Database Theory Links

Kyle Lahnakoski
Sun, 02 Apr 2000 14:47:58 -0400

Tom Novelli wrote:
> Kyle Lahnakoski <> wrote:
> >
> > Massimo Dentico wrote:
> >
> > >
> > > -
> > >
> > > In my experience he is right. However, even OODBMS are not the ultimate
> > > solution, at least in the current state.
> >
> > I will agree that no all data can be effectively represented in a
> > database.  I found the theory excellent starting point for defining,
> > what I call, "set operations".  There are currently * basic DB operators
> > (depending on who you talk to) select, filter, join, aggregation, union,
> > intersection, difference, and cartesian product.  I am trying to write a
> > document on a ninth DB operator: the "Self Join"; it will complete much
> > of DB theory's shortcomings (but still not a holy grail).
> Self Join... do you mean a simple way to nest subassemblies to an
> arbitrary level, rather than an explicit join for each level?  That would
> certainly help.

Yes, and making it theory will help implementors make the self-join
efficient.  Right now many vendors provide it, but it sucks.

> Still, the theory is fundamentally flawed.  It's based on index cards,
> where items are referenced by some "key" (e.g., catalog number).  When the
> US military started building computers, they just used them to automate
> centuries-old logistics practices.  They accumulated piles of
> punch-cards.  Relational database theory offered a way to keep that data
> consistent... and 30 years later they adopted it.

There are two aspects to the catalog number.  The first acts as a key. 
This key is usefull to only the machine and should not be seen by the
user.  The other aspect, that I realized only recently, is a GUI issue. 
Without catalog numbers how do you find the object you are looking for
when presented with a large list?  I have only seen mailing programs
that only begin to address the issue.  

Consider a list of all email addresses, with user info, on the
internet.  The address acts much like a catalog number.  I only know a
few people, so I can remember most addresses I need.  Mailing those
people are quite easy once I know the address.  If I do not know the
address I would have to search though the giant list.  I could add
filters to reduce it to something managable: but how many "John Doe"s
can there be?  

Now consider a mailing system without the mail address.  How many
attributes would the system have to track, for each person, before each
has a unique set of attribute values?  You would not be able to simply
type in your fiends name into your mail program without conflicting with
possibly hundres of other users of the same name.  An address book would
be nessesary in this senario.

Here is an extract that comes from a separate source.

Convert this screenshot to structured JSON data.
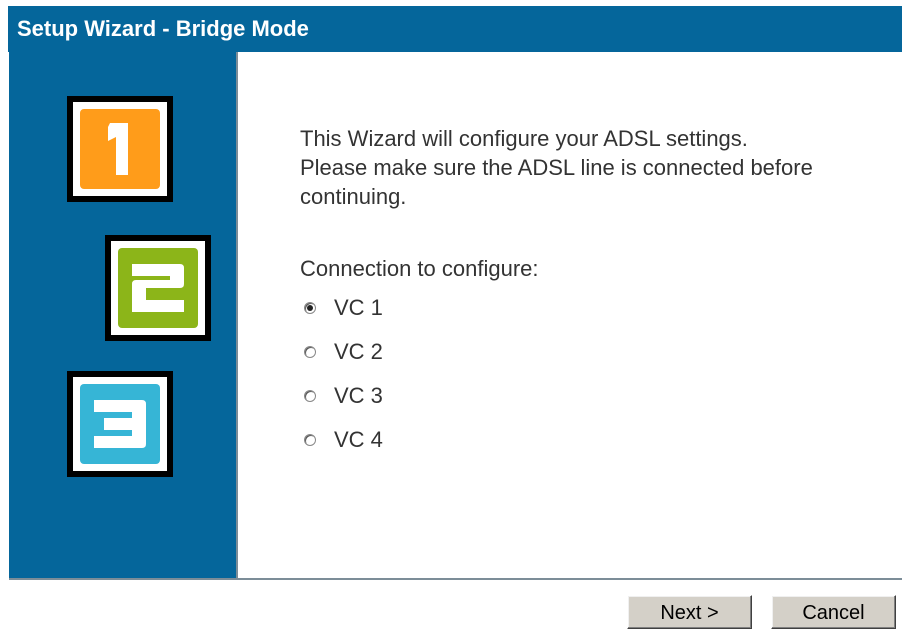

Generally, I do not know how large amounts of similar data could be
handled in a GUI fashion without human-meaningful catalog numbers. 
Refering to a piece may be too difficult otherwise.

> Meanwhile, other people were taking advantage of the computer's
> capabilities -- especially in graphics and game programs.  Many games do
> in real-time what relational databases take minutes or hours to do.
> Imagine running queries 30 times per second in a flight simulator.. :)

I kinda agree here.  DB's are mostly slow because they assume thier data
is large, and on disk.  Speed gains can be had by assuming data is in
memory.  In any case, I only plan to use relational theory as the
language for set operations.   Then there are two camps: one that makes
optimizations for specifica applications, and the other that does not
care; only telling the machine what to do, not how to do it.

> Summary: Typical data structures have a _fixed_ relationship.  Relational
> theory generalizes to allow arbitrary joins, but in practice these are
> mainly used to recreate the fixed relationship which already exists in a
> non-relational database.

Yes, relational theory does allow arbitrary joins, but that is only an
issue of unneeded flexibility.  Many DB implementations have solved that
problem by keeping track of relationships in data.  I too have done
something similar.  Both add the meta information required to optimize

Kyle Lahnakoski                                  Arcavia Software Ltd.
(416) 892-7784